- information given in the Corporate governance statement with respect to internal control and risk management systems in relation to financial reporting processes and about share capital structures is consistent with the financial statements.
5. We have nothing to report in respect of the matters on which we are required to report by exception
Under ISAs (UK and Ireland) we are required to report to you if, based on the knowledge we acquired during our audit, we have identified other information in the annual report that contains a material inconsistency with either that knowledge or the financial statements, a material misstatement of fact, or that is otherwise misleading.
In particular, we are required to report to you if:
- we have identified material inconsistencies between the knowledge we acquired during our audit and the directors' statement that they consider that the annual report and financial statements taken as a whole is fair, balanced and understandable and provides the information necessary for shareholders to assess the group's performance, business model and strategy.
Under the Companies Act 2006 we are required to report to you if, in our opinion:
- adequate accounting records have not been kept by the parent company, or returns adequate for our audit have not been received from branches not visited by us; or
- the parent company financial statements and the part of the Directors' remuneration report to be audited are not in agreement with the accounting records and returns; or
- certain disclosures of directors' remuneration specified by law are not made; or
- we have not received all the information and explanations we require for our audit; or
- a Corporate governance statement has not been prepared by the company.
Under the Listing Rules we are required to review:
We have nothing to report in respect of the above responsibilities.
Scope of report and responsibilities
As explained more fully in the Directors' responsibilities statement, the directors are responsible for the preparation of the financial statements and for being satisfied that they give a true and fair view. A description of the scope of an audit of financial statements is provided on the Financial Reporting Council's website at www.frc.org.uk/auditscopeukprivate.

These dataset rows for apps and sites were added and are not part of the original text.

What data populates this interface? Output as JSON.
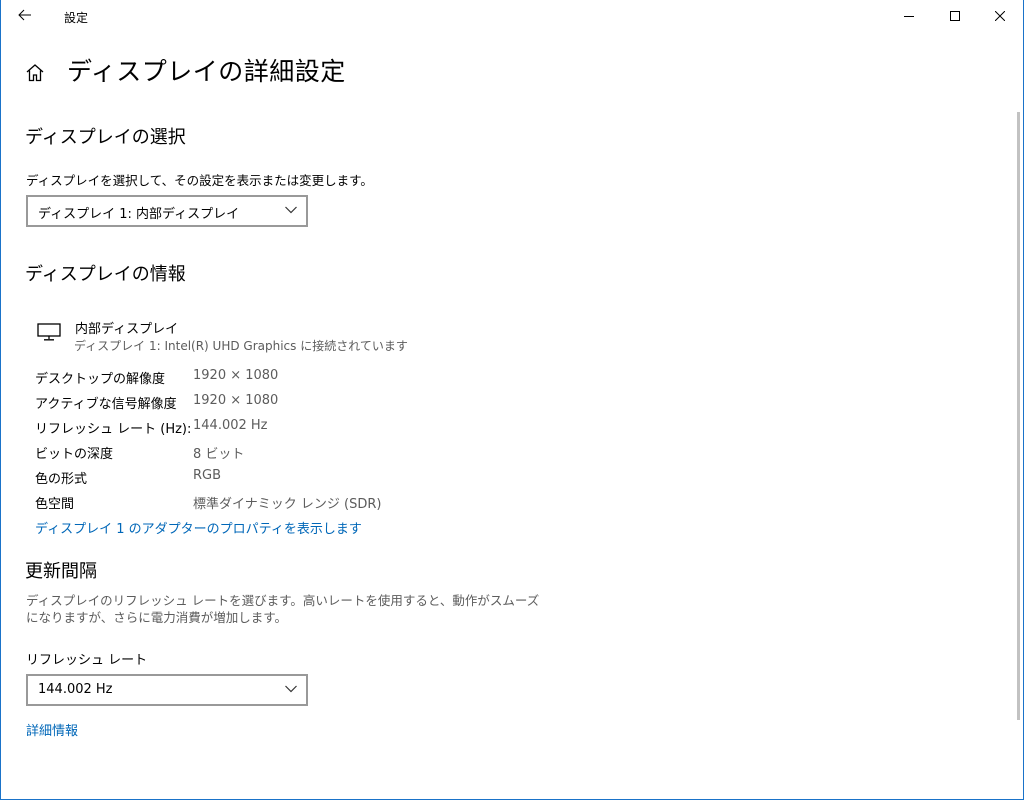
{
  "window": {
    "title": "設定"
  },
  "page": {
    "title": "ディスプレイの詳細設定"
  },
  "select_display": {
    "heading": "ディスプレイの選択",
    "description": "ディスプレイを選択して、その設定を表示または変更します。",
    "selected": "ディスプレイ 1: 内部ディスプレイ"
  },
  "display_info": {
    "heading": "ディスプレイの情報",
    "monitor_name": "内部ディスプレイ",
    "monitor_sub": "ディスプレイ 1: Intel(R) UHD Graphics に接続されています",
    "rows": [
      {
        "label": "デスクトップの解像度",
        "value": "1920 × 1080"
      },
      {
        "label": "アクティブな信号解像度",
        "value": "1920 × 1080"
      },
      {
        "label": "リフレッシュ レート (Hz):",
        "value": "144.002 Hz"
      },
      {
        "label": "ビットの深度",
        "value": "8 ビット"
      },
      {
        "label": "色の形式",
        "value": "RGB"
      },
      {
        "label": "色空間",
        "value": "標準ダイナミック レンジ (SDR)"
      }
    ],
    "adapter_link": "ディスプレイ 1 のアダプターのプロパティを表示します"
  },
  "refresh": {
    "heading": "更新間隔",
    "description_line1": "ディスプレイのリフレッシュ レートを選びます。高いレートを使用すると、動作がスムーズ",
    "description_line2": "になりますが、さらに電力消費が増加します。",
    "rate_label": "リフレッシュ レート",
    "selected_rate": "144.002 Hz",
    "more_info_link": "詳細情報"
  },
  "colors": {
    "accent": "#0067b8",
    "window_border": "#1a73c9"
  },
  "icons": [
    "back-arrow-icon",
    "minimize-icon",
    "maximize-icon",
    "close-icon",
    "home-icon",
    "chevron-down-icon",
    "monitor-icon"
  ]
}
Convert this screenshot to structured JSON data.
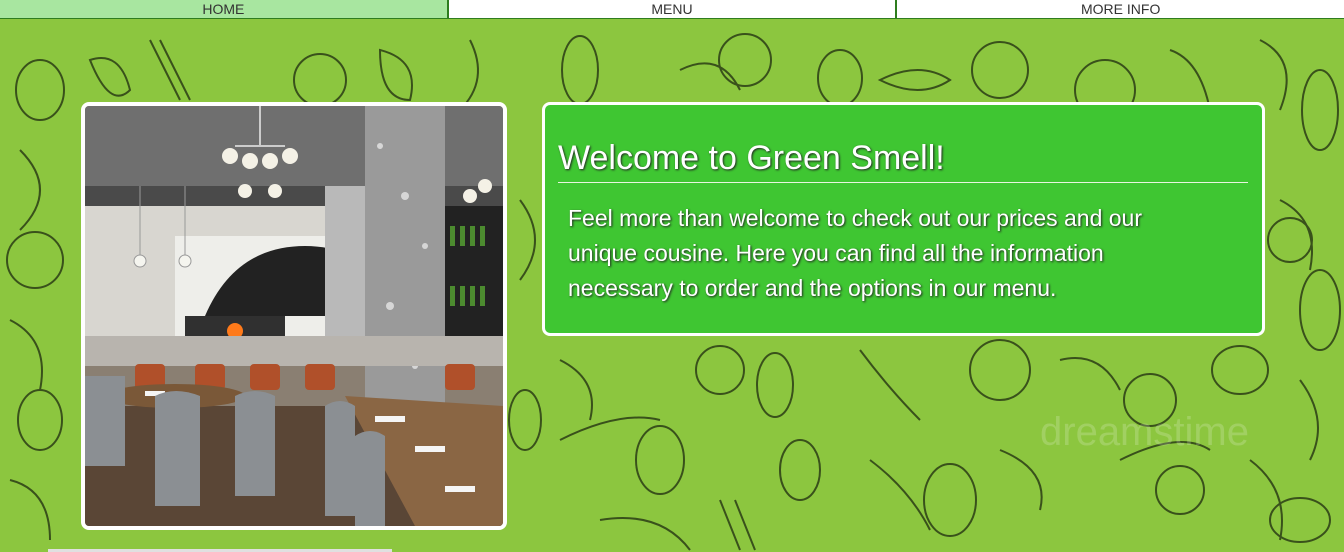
{
  "nav": {
    "items": [
      {
        "label": "HOME"
      },
      {
        "label": "MENU"
      },
      {
        "label": "MORE INFO"
      }
    ]
  },
  "hero_image": {
    "alt": "Restaurant dining room interior",
    "icon": "restaurant-photo"
  },
  "welcome": {
    "title": "Welcome to Green Smell!",
    "body": "Feel more than welcome to check out our prices and our unique cousine. Here you can find all the information necessary to order and the options in our menu."
  },
  "colors": {
    "background": "#8cc63f",
    "panel": "#3fc632",
    "nav_active": "#a8e6a0",
    "nav_border": "#2e7d1f"
  }
}
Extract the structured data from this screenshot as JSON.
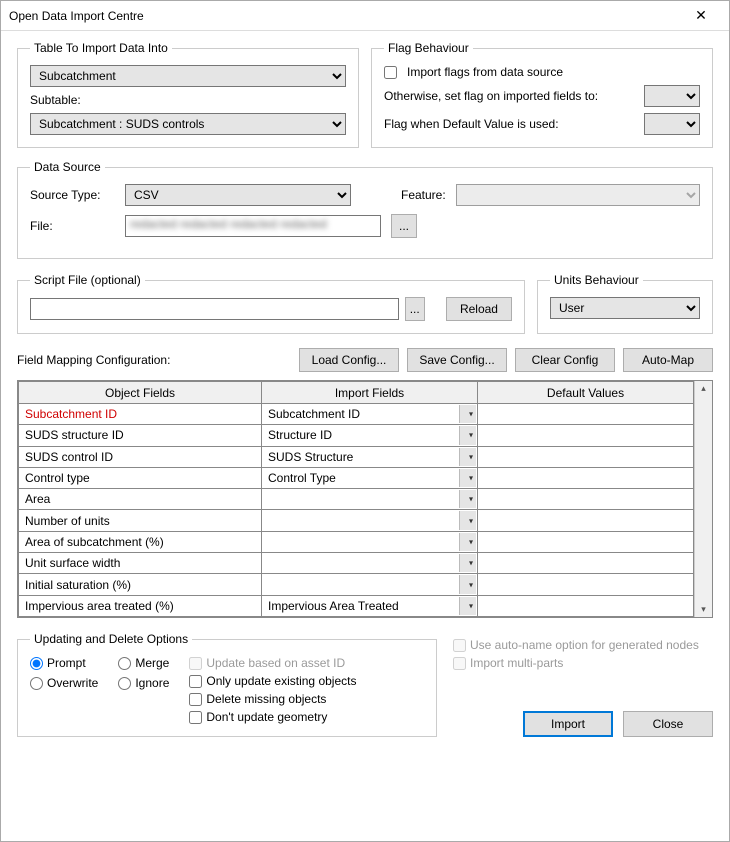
{
  "window": {
    "title": "Open Data Import Centre"
  },
  "table_import": {
    "legend": "Table To Import Data Into",
    "table_value": "Subcatchment",
    "subtable_label": "Subtable:",
    "subtable_value": "Subcatchment : SUDS controls"
  },
  "flag_behaviour": {
    "legend": "Flag Behaviour",
    "import_flags_label": "Import flags from data source",
    "otherwise_label": "Otherwise, set flag on imported fields to:",
    "flag_default_label": "Flag when Default Value is used:"
  },
  "data_source": {
    "legend": "Data Source",
    "source_type_label": "Source Type:",
    "source_type_value": "CSV",
    "feature_label": "Feature:",
    "file_label": "File:",
    "file_value": "redacted redacted redacted  redacted"
  },
  "script_file": {
    "legend": "Script File (optional)",
    "reload_label": "Reload"
  },
  "units_behaviour": {
    "legend": "Units Behaviour",
    "value": "User"
  },
  "field_mapping": {
    "label": "Field Mapping Configuration:",
    "buttons": {
      "load": "Load Config...",
      "save": "Save Config...",
      "clear": "Clear Config",
      "automap": "Auto-Map"
    },
    "headers": {
      "object": "Object Fields",
      "import": "Import Fields",
      "default": "Default Values"
    },
    "rows": [
      {
        "object": "Subcatchment ID",
        "import": "Subcatchment ID",
        "default": "",
        "required": true
      },
      {
        "object": "SUDS structure ID",
        "import": "Structure ID",
        "default": "",
        "required": false
      },
      {
        "object": "SUDS control ID",
        "import": "SUDS Structure",
        "default": "",
        "required": false
      },
      {
        "object": "Control type",
        "import": "Control Type",
        "default": "",
        "required": false
      },
      {
        "object": "Area",
        "import": "",
        "default": "",
        "required": false
      },
      {
        "object": "Number of units",
        "import": "",
        "default": "",
        "required": false
      },
      {
        "object": "Area of subcatchment (%)",
        "import": "",
        "default": "",
        "required": false
      },
      {
        "object": "Unit surface width",
        "import": "",
        "default": "",
        "required": false
      },
      {
        "object": "Initial saturation (%)",
        "import": "",
        "default": "",
        "required": false
      },
      {
        "object": "Impervious area treated (%)",
        "import": "Impervious Area Treated",
        "default": "",
        "required": false
      }
    ]
  },
  "updating_options": {
    "legend": "Updating and Delete Options",
    "radios": {
      "prompt": "Prompt",
      "merge": "Merge",
      "overwrite": "Overwrite",
      "ignore": "Ignore"
    },
    "checks": {
      "update_asset_id": "Update based on asset ID",
      "only_existing": "Only update existing objects",
      "delete_missing": "Delete missing objects",
      "dont_update_geom": "Don't update geometry"
    }
  },
  "right_checks": {
    "auto_name": "Use auto-name option for generated nodes",
    "multi_parts": "Import multi-parts"
  },
  "final_buttons": {
    "import": "Import",
    "close": "Close"
  }
}
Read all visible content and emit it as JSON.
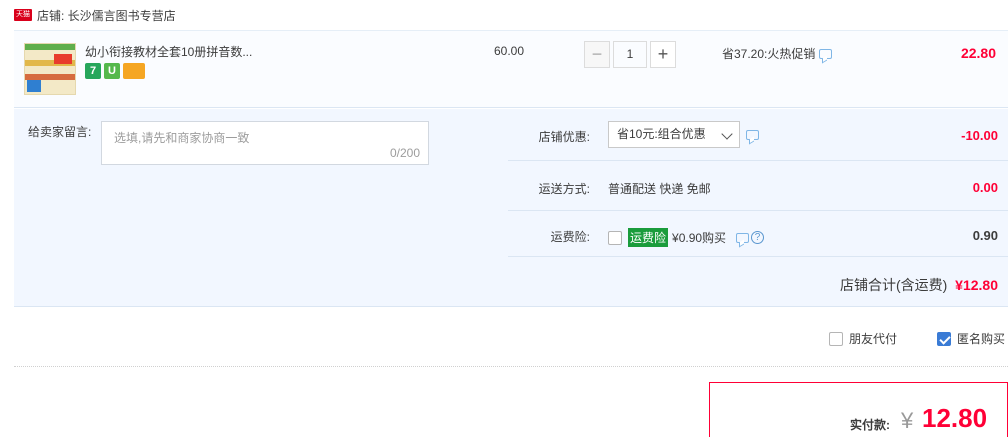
{
  "shop": {
    "badge": "天猫",
    "name": "店铺: 长沙儒言图书专营店"
  },
  "item": {
    "title": "幼小衔接教材全套10册拼音数...",
    "badges": [
      "7",
      "U",
      "card"
    ],
    "unit_price": "60.00",
    "quantity": "1",
    "minus": "−",
    "plus": "+",
    "promo": "省37.20:火热促销",
    "subtotal": "22.80"
  },
  "message": {
    "label": "给卖家留言:",
    "placeholder": "选填,请先和商家协商一致",
    "count": "0/200"
  },
  "discount": {
    "label": "店铺优惠:",
    "selected": "省10元:组合优惠",
    "amount": "-10.00"
  },
  "shipping": {
    "label": "运送方式:",
    "value": "普通配送 快递 免邮",
    "amount": "0.00"
  },
  "insurance": {
    "label": "运费险:",
    "tag": "运费险",
    "value": "¥0.90购买",
    "help": "?",
    "amount": "0.90"
  },
  "shop_total": {
    "label": "店铺合计(含运费)",
    "amount": "¥12.80"
  },
  "options": {
    "friend_pay": "朋友代付",
    "anonymous": "匿名购买"
  },
  "payment": {
    "label": "实付款:",
    "currency": "¥",
    "amount": "12.80"
  },
  "colors": {
    "accent": "#ff0036",
    "panel": "#f2f7ff",
    "checkbox_checked": "#3a7bd5"
  }
}
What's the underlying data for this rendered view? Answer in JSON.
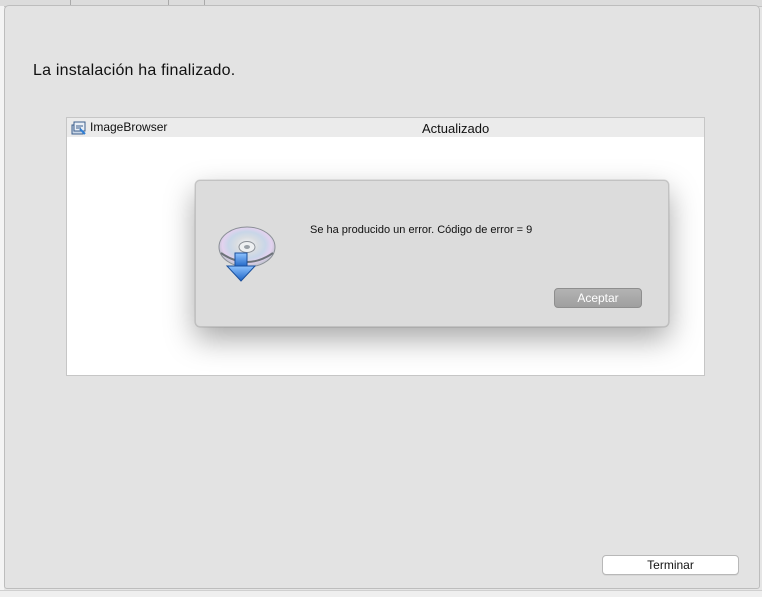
{
  "window": {
    "title": "La instalación ha finalizado."
  },
  "install_list": {
    "rows": [
      {
        "name": "ImageBrowser",
        "status": "Actualizado",
        "icon": "installer-icon"
      }
    ]
  },
  "error_dialog": {
    "icon": "disc-install-icon",
    "message": "Se ha producido un error. Código de error = 9",
    "ok_label": "Aceptar"
  },
  "footer": {
    "finish_label": "Terminar"
  },
  "colors": {
    "window_bg": "#e3e3e3",
    "dialog_bg": "#dcdcdc",
    "list_header_bg": "#ebebeb",
    "disc_arrow_blue": "#2f7fd6"
  }
}
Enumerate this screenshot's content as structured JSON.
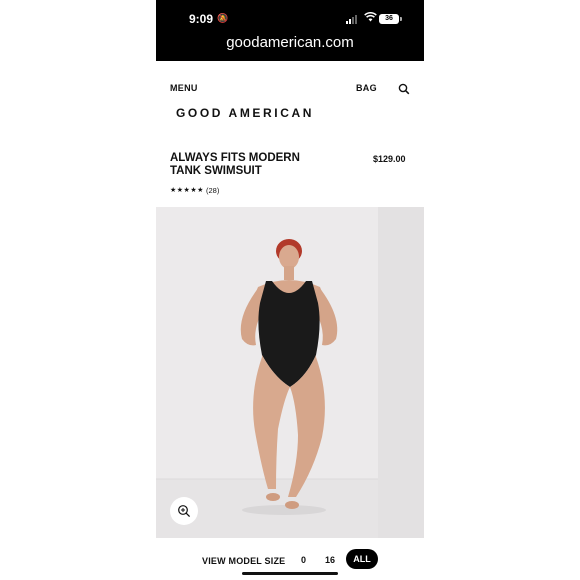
{
  "status_bar": {
    "time": "9:09",
    "battery": "36"
  },
  "browser": {
    "url": "goodamerican.com"
  },
  "header": {
    "menu_label": "MENU",
    "bag_label": "BAG",
    "logo_text": "GOOD AMERICAN"
  },
  "product": {
    "title": "ALWAYS FITS MODERN TANK SWIMSUIT",
    "price": "$129.00",
    "rating_stars": "★★★★★",
    "rating": 5,
    "review_count": "(28)"
  },
  "model_size": {
    "label": "VIEW MODEL SIZE",
    "options": [
      "0",
      "16",
      "ALL"
    ],
    "selected": "ALL"
  },
  "icons": [
    "silent-bell-icon",
    "signal-icon",
    "wifi-icon",
    "battery-icon",
    "search-icon",
    "zoom-in-icon"
  ],
  "colors": {
    "topbar": "#000000",
    "accent": "#000000",
    "photo_bg": "#ebe9ea",
    "swimsuit": "#1a1a1a"
  }
}
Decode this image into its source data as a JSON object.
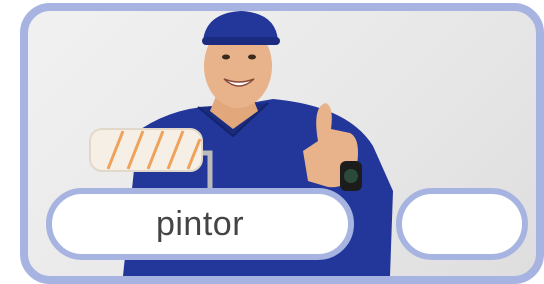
{
  "card": {
    "accent_color": "#a7b4e2"
  },
  "image": {
    "subject_icon": "painter-icon"
  },
  "label": {
    "text": "pintor"
  },
  "answer": {
    "value": ""
  }
}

This report is made solely to the company's members as a body and is subject to important explanations and disclaimers regarding our responsibilities, published on our website at www.kpmg.com/uk/auditscopeukco2013a, which are incorporated into this report as if set out in full and should be read to provide an understanding of the purpose of this report, the work we have undertaken and the basis of our opinions.
John Luke (Senior Statutory Auditor)
for and on behalf of KPMG LLP
St James' Square
21 May 2014